Swift: It seems remarkable that any editor of sound judgement could have so signally failed to recognize Plath’s ability. Why were editors so unreceptive to Plath’s work?
Alvarez: They couldn’t hear it. They all thought poems should look like Larkin’s.
Swift: You say about her that “I believe she was a genius.”
Alvarez: Yes, I think she was.
Swift: Did you know any other poets of genius?
Alvarez: Lowell. Zbigniew Herbert. ‘Zbig’ translated into English is still, for me, the best poet of the second half of the 20th century. Ted Hughes was also a genius when he was on form, but he had this thing where he absolutely had to write too much.
Swift: One of the things that strikes me about your poetry is that it is very honest, risk-taking in being so open, stripped bare of many stylistic tricks.
Alvarez: I write poetry when I get lucky, and write prose for a living. I don’t get lucky that often. I think it is complicated. You have to have your head in the right place for a poem to happen. You have to – there is that weird feeling, I have to get something down. Sometimes you can hear a poem before you know what the words are. There’s a poem of mine, The Gate, and I could hear that one before I wrote it. Mermaid is one of my own favourite poems.
Swift: I’d like to talk briefly about some of the other poetic influences in your writing life. Donne, of course.
Alvarez: Yeah, I really love Donne. I have to say I suspect given my track record he was the guy I most wanted to model my life on. He was the first to write a book on suicide, you know.
Swift: Was that Biothanatos?
Alvarez: Yes. I love the idea that when you read a poem of his he’s right there in the room with you – there he is, bingo. That’s kind of terrific.
Swift: Are there any younger poets you enjoy reading?
Alvarez: I don’t keep up with much contemporary poetry. I read some poems by Don Paterson which I thought were very good. I read the new magazine The Liberal – they’re good on poetry. Alice Oswald, good poems. David Harsent is very good. Alan Jenkins, too. Once you walk out, you just don’t see the books in the same way.
Swift: What made you walk out on the poetry world?
Alvarez: I got so depressed by the whole poetry business – the petty bitching. Envy is the fuel the poetry world drives on.
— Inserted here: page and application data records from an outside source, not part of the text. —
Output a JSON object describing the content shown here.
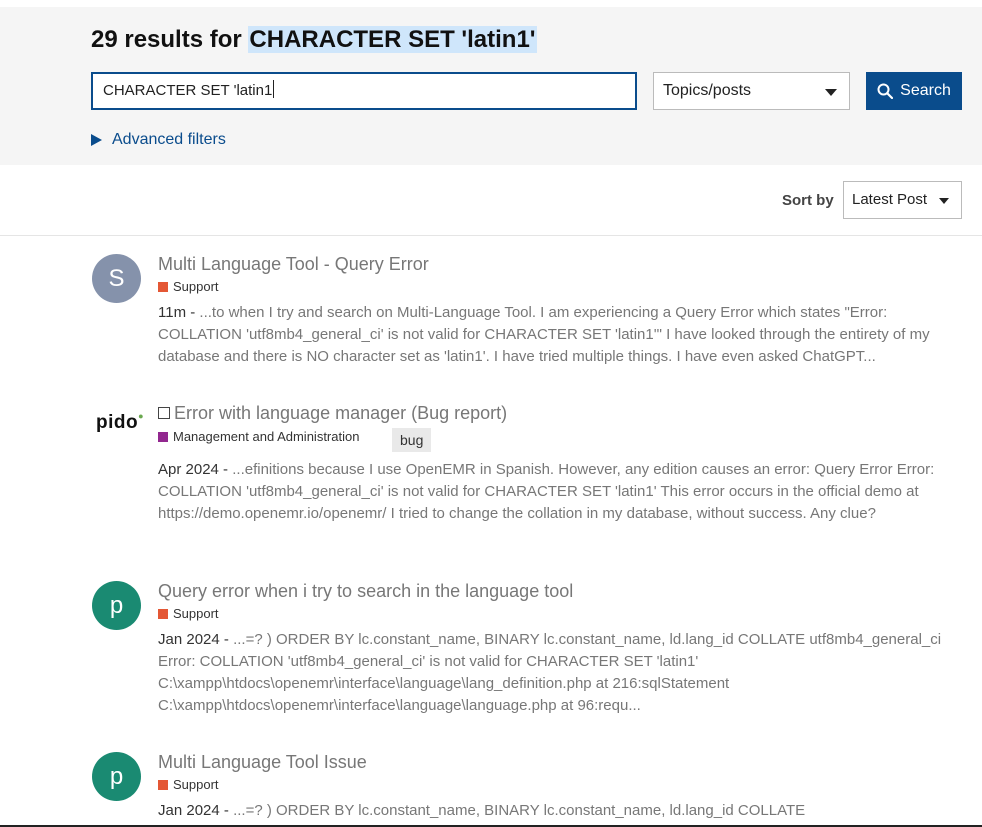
{
  "header": {
    "results_count_text": "29 results for",
    "query_text": "CHARACTER SET 'latin1'"
  },
  "search": {
    "input_value": "CHARACTER SET 'latin1",
    "type_selected": "Topics/posts",
    "button_label": "Search",
    "advanced_filters_label": "Advanced filters"
  },
  "sort": {
    "label": "Sort by",
    "selected": "Latest Post"
  },
  "results": [
    {
      "avatar_letter": "S",
      "avatar_color": "#8592ab",
      "title": "Multi Language Tool - Query Error",
      "category": "Support",
      "category_color": "#e45735",
      "date": "11m",
      "excerpt": "...to when I try and search on Multi-Language Tool. I am experiencing a Query Error which states \"Error: COLLATION 'utf8mb4_general_ci' is not valid for CHARACTER SET 'latin1'\" I have looked through the entirety of my database and there is NO character set as 'latin1'. I have tried multiple things. I have even asked ChatGPT..."
    },
    {
      "avatar_logo": "pido",
      "title": "Error with language manager (Bug report)",
      "category": "Management and Administration",
      "category_color": "#92278f",
      "tag": "bug",
      "date": "Apr 2024",
      "excerpt": "...efinitions because I use OpenEMR in Spanish. However, any edition causes an error: Query Error Error: COLLATION 'utf8mb4_general_ci' is not valid for CHARACTER SET 'latin1' This error occurs in the official demo at https://demo.openemr.io/openemr/ I tried to change the collation in my database, without success. Any clue?"
    },
    {
      "avatar_letter": "p",
      "avatar_color": "#1a8a72",
      "title": "Query error when i try to search in the language tool",
      "category": "Support",
      "category_color": "#e45735",
      "date": "Jan 2024",
      "excerpt": "...=? ) ORDER BY lc.constant_name, BINARY lc.constant_name, ld.lang_id COLLATE utf8mb4_general_ci Error: COLLATION 'utf8mb4_general_ci' is not valid for CHARACTER SET 'latin1' C:\\xampp\\htdocs\\openemr\\interface\\language\\lang_definition.php at 216:sqlStatement C:\\xampp\\htdocs\\openemr\\interface\\language\\language.php at 96:requ..."
    },
    {
      "avatar_letter": "p",
      "avatar_color": "#1a8a72",
      "title": "Multi Language Tool Issue",
      "category": "Support",
      "category_color": "#e45735",
      "date": "Jan 2024",
      "excerpt": "...=? ) ORDER BY lc.constant_name, BINARY lc.constant_name, ld.lang_id COLLATE"
    }
  ]
}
Swift: You say that, when you heard Plath’s poetry you knew it was that rare thing – a real poem. How does one know when it is a real poem?
Alvarez: You just know, like listening to music.
Swift: When you reviewed Robert Lowell’s Life Studies you knew it was real poetry.
Alvarez: Yes, but I also knew what was going to happen. The people that loved the rather ornate pellucid thick-textured stuff of Lord Weary’s Castle, presented with plainer work, wouldn’t know what to do with it. There were pieces by eminent critics saying he’d lost it.
Swift: To get a book as good as Life Studies on your desk, that doesn’t happen every decade. You called it like you saw it, and you called it right
Alvarez: Calling it like you see it may be satisfying on all sorts of levels, but it sure doesn’t make you lovable.[Al laughs and we both agree this is a perfect place to end the interview.]